Exploitation Route As a result of the research in this grant, we expect wheat varieties to be developed in the next few years with improved properties. Wheat varieties used for non-food will have fewer problems associated with viscosity. The research will also accelerate the development of wheat varieties with high dietary fibre with improved health benefits for food. In the longer term, improved varieties of grass crops for biofuel and for ruminant nutrtion are likely. 1. Since we have discovered genes which alter the structural properties of arabinoxylan (AX) in wheat grain, we can tailor these genes to different end uses of wheat grain. For non-food uses, it is desirable to decrease soluble AX and this is subject of a patent application. For food uses, we intend to increase AX (dietary fibre) using natural variation.

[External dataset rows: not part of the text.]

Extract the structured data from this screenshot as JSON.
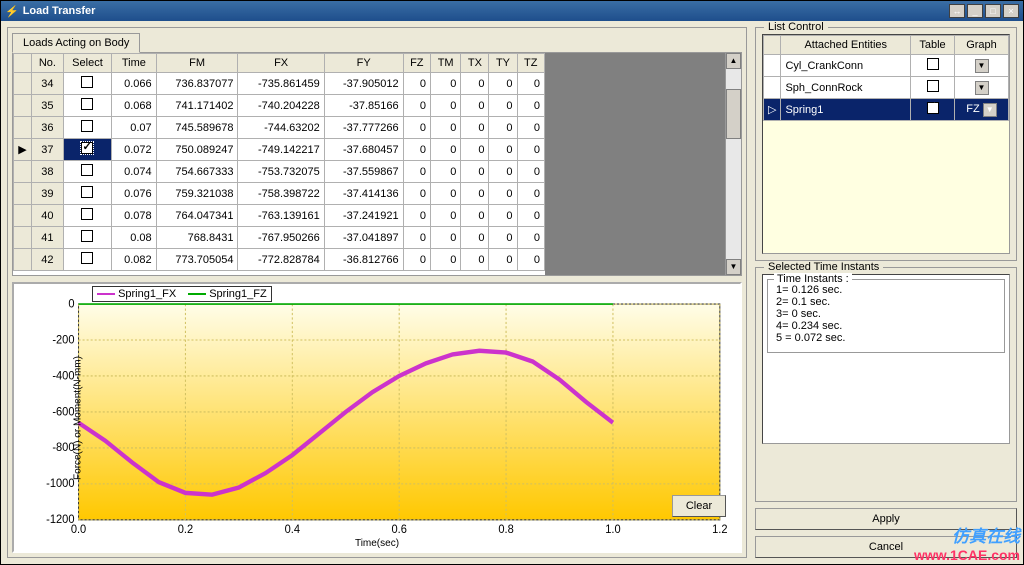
{
  "window": {
    "title": "Load Transfer"
  },
  "tabs": {
    "loadsActing": "Loads Acting on Body"
  },
  "table": {
    "headers": [
      "No.",
      "Select",
      "Time",
      "FM",
      "FX",
      "FY",
      "FZ",
      "TM",
      "TX",
      "TY",
      "TZ"
    ],
    "selectedRow": 3,
    "rows": [
      {
        "no": "34",
        "sel": false,
        "time": "0.066",
        "fm": "736.837077",
        "fx": "-735.861459",
        "fy": "-37.905012",
        "fz": "0",
        "tm": "0",
        "tx": "0",
        "ty": "0",
        "tz": "0"
      },
      {
        "no": "35",
        "sel": false,
        "time": "0.068",
        "fm": "741.171402",
        "fx": "-740.204228",
        "fy": "-37.85166",
        "fz": "0",
        "tm": "0",
        "tx": "0",
        "ty": "0",
        "tz": "0"
      },
      {
        "no": "36",
        "sel": false,
        "time": "0.07",
        "fm": "745.589678",
        "fx": "-744.63202",
        "fy": "-37.777266",
        "fz": "0",
        "tm": "0",
        "tx": "0",
        "ty": "0",
        "tz": "0"
      },
      {
        "no": "37",
        "sel": true,
        "time": "0.072",
        "fm": "750.089247",
        "fx": "-749.142217",
        "fy": "-37.680457",
        "fz": "0",
        "tm": "0",
        "tx": "0",
        "ty": "0",
        "tz": "0"
      },
      {
        "no": "38",
        "sel": false,
        "time": "0.074",
        "fm": "754.667333",
        "fx": "-753.732075",
        "fy": "-37.559867",
        "fz": "0",
        "tm": "0",
        "tx": "0",
        "ty": "0",
        "tz": "0"
      },
      {
        "no": "39",
        "sel": false,
        "time": "0.076",
        "fm": "759.321038",
        "fx": "-758.398722",
        "fy": "-37.414136",
        "fz": "0",
        "tm": "0",
        "tx": "0",
        "ty": "0",
        "tz": "0"
      },
      {
        "no": "40",
        "sel": false,
        "time": "0.078",
        "fm": "764.047341",
        "fx": "-763.139161",
        "fy": "-37.241921",
        "fz": "0",
        "tm": "0",
        "tx": "0",
        "ty": "0",
        "tz": "0"
      },
      {
        "no": "41",
        "sel": false,
        "time": "0.08",
        "fm": "768.8431",
        "fx": "-767.950266",
        "fy": "-37.041897",
        "fz": "0",
        "tm": "0",
        "tx": "0",
        "ty": "0",
        "tz": "0"
      },
      {
        "no": "42",
        "sel": false,
        "time": "0.082",
        "fm": "773.705054",
        "fx": "-772.828784",
        "fy": "-36.812766",
        "fz": "0",
        "tm": "0",
        "tx": "0",
        "ty": "0",
        "tz": "0"
      }
    ]
  },
  "listControl": {
    "title": "List Control",
    "headers": [
      "Attached Entities",
      "Table",
      "Graph"
    ],
    "rows": [
      {
        "name": "Cyl_CrankConn",
        "table": false,
        "graph": ""
      },
      {
        "name": "Sph_ConnRock",
        "table": false,
        "graph": ""
      },
      {
        "name": "Spring1",
        "table": true,
        "graph": "FZ",
        "selected": true
      }
    ]
  },
  "timeInstants": {
    "boxTitle": "Selected Time Instants",
    "innerTitle": "Time Instants :",
    "items": [
      "1= 0.126 sec.",
      "2= 0.1 sec.",
      "3= 0 sec.",
      "4= 0.234 sec.",
      "5 = 0.072 sec."
    ]
  },
  "buttons": {
    "clear": "Clear",
    "apply": "Apply",
    "cancel": "Cancel"
  },
  "chart": {
    "legend": [
      "Spring1_FX",
      "Spring1_FZ"
    ],
    "xlabel": "Time(sec)",
    "ylabel": "Force(N) or Moment(N-mm)",
    "yticks": [
      "0",
      "-200",
      "-400",
      "-600",
      "-800",
      "-1000",
      "-1200"
    ],
    "xticks": [
      "0.0",
      "0.2",
      "0.4",
      "0.6",
      "0.8",
      "1.0",
      "1.2"
    ]
  },
  "chart_data": {
    "type": "line",
    "title": "",
    "xlabel": "Time(sec)",
    "ylabel": "Force(N) or Moment(N-mm)",
    "xlim": [
      0.0,
      1.2
    ],
    "ylim": [
      -1200,
      0
    ],
    "x": [
      0.0,
      0.05,
      0.1,
      0.15,
      0.2,
      0.25,
      0.3,
      0.35,
      0.4,
      0.45,
      0.5,
      0.55,
      0.6,
      0.65,
      0.7,
      0.75,
      0.8,
      0.85,
      0.9,
      0.95,
      1.0
    ],
    "series": [
      {
        "name": "Spring1_FX",
        "color": "#cc33cc",
        "values": [
          -660,
          -760,
          -880,
          -990,
          -1050,
          -1060,
          -1020,
          -940,
          -840,
          -720,
          -600,
          -490,
          -400,
          -330,
          -280,
          -260,
          -270,
          -320,
          -420,
          -545,
          -660
        ]
      },
      {
        "name": "Spring1_FZ",
        "color": "#00aa00",
        "values": [
          0,
          0,
          0,
          0,
          0,
          0,
          0,
          0,
          0,
          0,
          0,
          0,
          0,
          0,
          0,
          0,
          0,
          0,
          0,
          0,
          0
        ]
      }
    ]
  },
  "watermark": {
    "cn": "仿真在线",
    "url": "www.1CAE.com"
  }
}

2. Xylan is key to biomass digestibility. Therefore, the genes we have discovered are likely to prove important targets for increasing digestibilty of grass biomass for biofuel and ruminant feed.

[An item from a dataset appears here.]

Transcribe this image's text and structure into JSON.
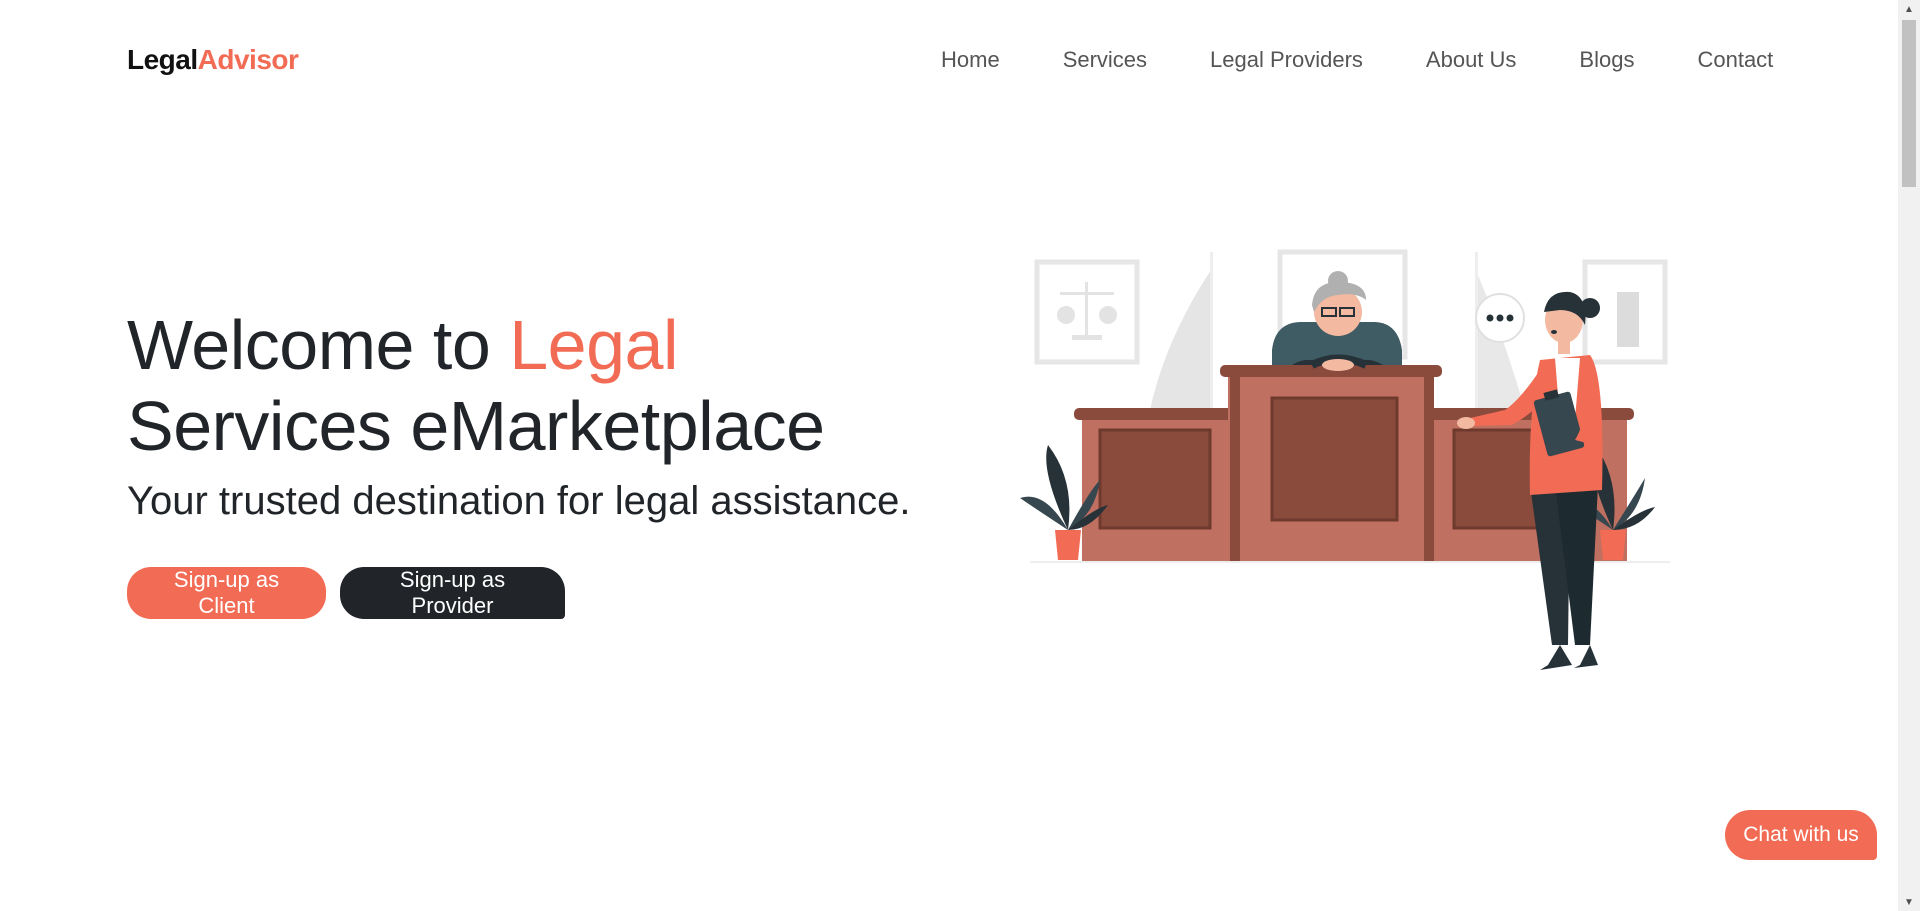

Sectors Agriculture, Food and Drink

 
Description Yes. Genes identified have been used in follow-on project BB/K010824/1 to develop new wheat varieties carrying novel alleles in these. Also knowledge is used in identification of alleles underlying QTLs for high dietary fibre in collaboration with industry.

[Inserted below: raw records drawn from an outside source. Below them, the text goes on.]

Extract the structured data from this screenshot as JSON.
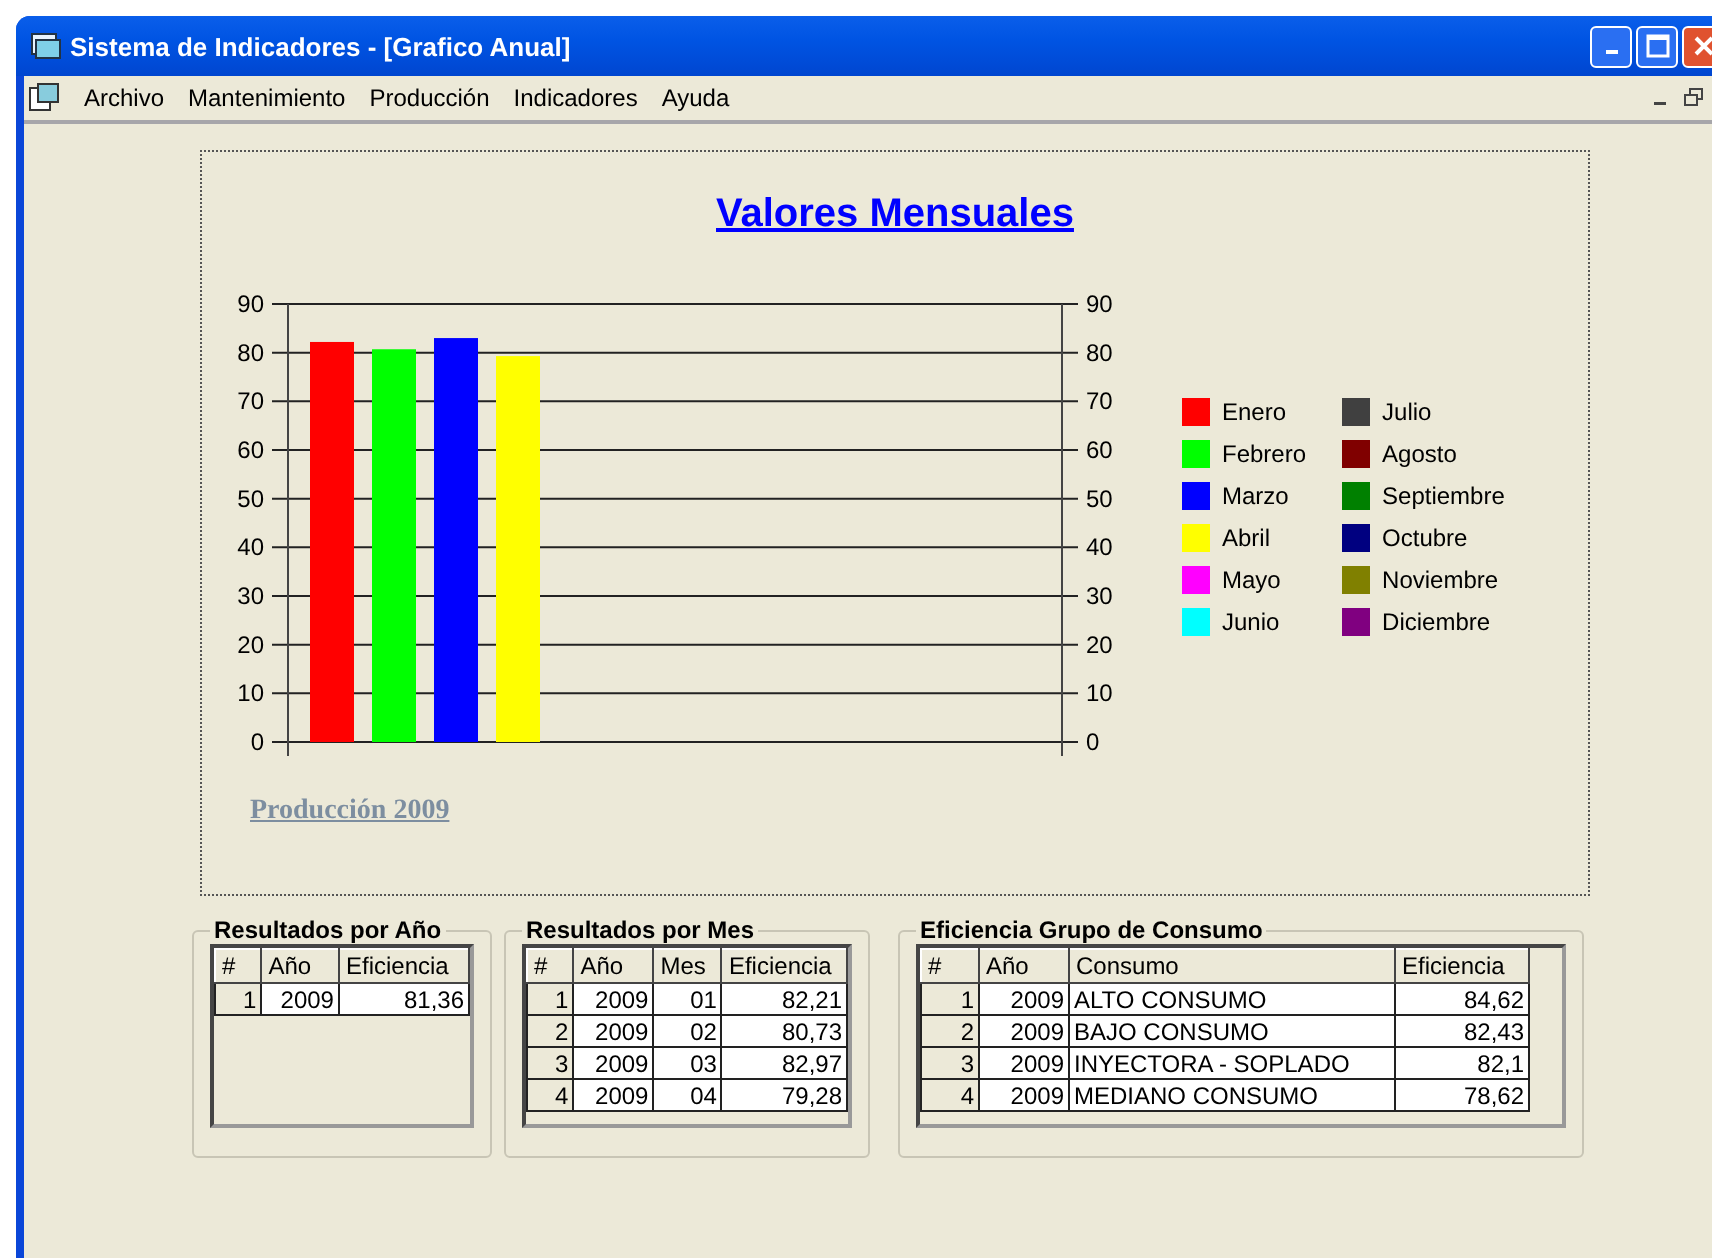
{
  "window": {
    "title": "Sistema de Indicadores - [Grafico Anual]"
  },
  "menu": [
    "Archivo",
    "Mantenimiento",
    "Producción",
    "Indicadores",
    "Ayuda"
  ],
  "chart": {
    "footer": "Producción 2009",
    "chart_data": {
      "type": "bar",
      "title": "Valores Mensuales",
      "ylim": [
        0,
        90
      ],
      "yticks": [
        0,
        10,
        20,
        30,
        40,
        50,
        60,
        70,
        80,
        90
      ],
      "y2ticks": [
        0,
        10,
        20,
        30,
        40,
        50,
        60,
        70,
        80,
        90
      ],
      "y2lim": [
        0,
        90
      ],
      "grid": true,
      "series": [
        {
          "name": "Enero",
          "color": "#ff0000",
          "values": [
            82.2
          ]
        },
        {
          "name": "Febrero",
          "color": "#00ff00",
          "values": [
            80.7
          ]
        },
        {
          "name": "Marzo",
          "color": "#0000ff",
          "values": [
            83.0
          ]
        },
        {
          "name": "Abril",
          "color": "#ffff00",
          "values": [
            79.3
          ]
        },
        {
          "name": "Mayo",
          "color": "#ff00ff",
          "values": [
            null
          ]
        },
        {
          "name": "Junio",
          "color": "#00ffff",
          "values": [
            null
          ]
        },
        {
          "name": "Julio",
          "color": "#404040",
          "values": [
            null
          ]
        },
        {
          "name": "Agosto",
          "color": "#800000",
          "values": [
            null
          ]
        },
        {
          "name": "Septiembre",
          "color": "#008000",
          "values": [
            null
          ]
        },
        {
          "name": "Octubre",
          "color": "#000080",
          "values": [
            null
          ]
        },
        {
          "name": "Noviembre",
          "color": "#808000",
          "values": [
            null
          ]
        },
        {
          "name": "Diciembre",
          "color": "#800080",
          "values": [
            null
          ]
        }
      ]
    }
  },
  "groups": [
    {
      "title": "Resultados por Año",
      "columns": [
        "#",
        "Año",
        "Eficiencia"
      ],
      "rows": [
        [
          "1",
          "2009",
          "81,36"
        ]
      ]
    },
    {
      "title": "Resultados por Mes",
      "columns": [
        "#",
        "Año",
        "Mes",
        "Eficiencia"
      ],
      "rows": [
        [
          "1",
          "2009",
          "01",
          "82,21"
        ],
        [
          "2",
          "2009",
          "02",
          "80,73"
        ],
        [
          "3",
          "2009",
          "03",
          "82,97"
        ],
        [
          "4",
          "2009",
          "04",
          "79,28"
        ]
      ]
    },
    {
      "title": "Eficiencia Grupo de Consumo",
      "columns": [
        "#",
        "Año",
        "Consumo",
        "Eficiencia"
      ],
      "rows": [
        [
          "1",
          "2009",
          "ALTO CONSUMO",
          "84,62"
        ],
        [
          "2",
          "2009",
          "BAJO CONSUMO",
          "82,43"
        ],
        [
          "3",
          "2009",
          "INYECTORA - SOPLADO",
          "82,1"
        ],
        [
          "4",
          "2009",
          "MEDIANO CONSUMO",
          "78,62"
        ]
      ]
    }
  ]
}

First Year Of Impact 2014
Sector Agriculture, Food and Drink
Impact Types Economic

 
Title GT43, GT47 or GT61 Silencing To Reduce Arabinoxylan In Wheat Grain 
Description We discovered the genes responsible for synthesising water-extractable arabinoxylan (WE-AX) in wheat grain. We recognised potential market for UK wheat variety where activity of these genes was decreased for non-food use, particularly Scotch Whisky and filed patent application GB1106964.8. We showed using transgenic approaches that suppressing these genes in with GM approach greatly decreased extract viscosity, a negative trait for non-food uses of wheat grain. We then pursued the same outcome using non-GM TILLING approach in follow-on and Agritech grants. Patent has now been awarded (August 2018). 
IP Reference WO2012143520 
Protection Patent granted
Year Protection Granted 2018
Licensed Commercial In Confidence
Impact Collaboration with wheat breeding company Limagrain which has led to follow-on award and Agrticech awards.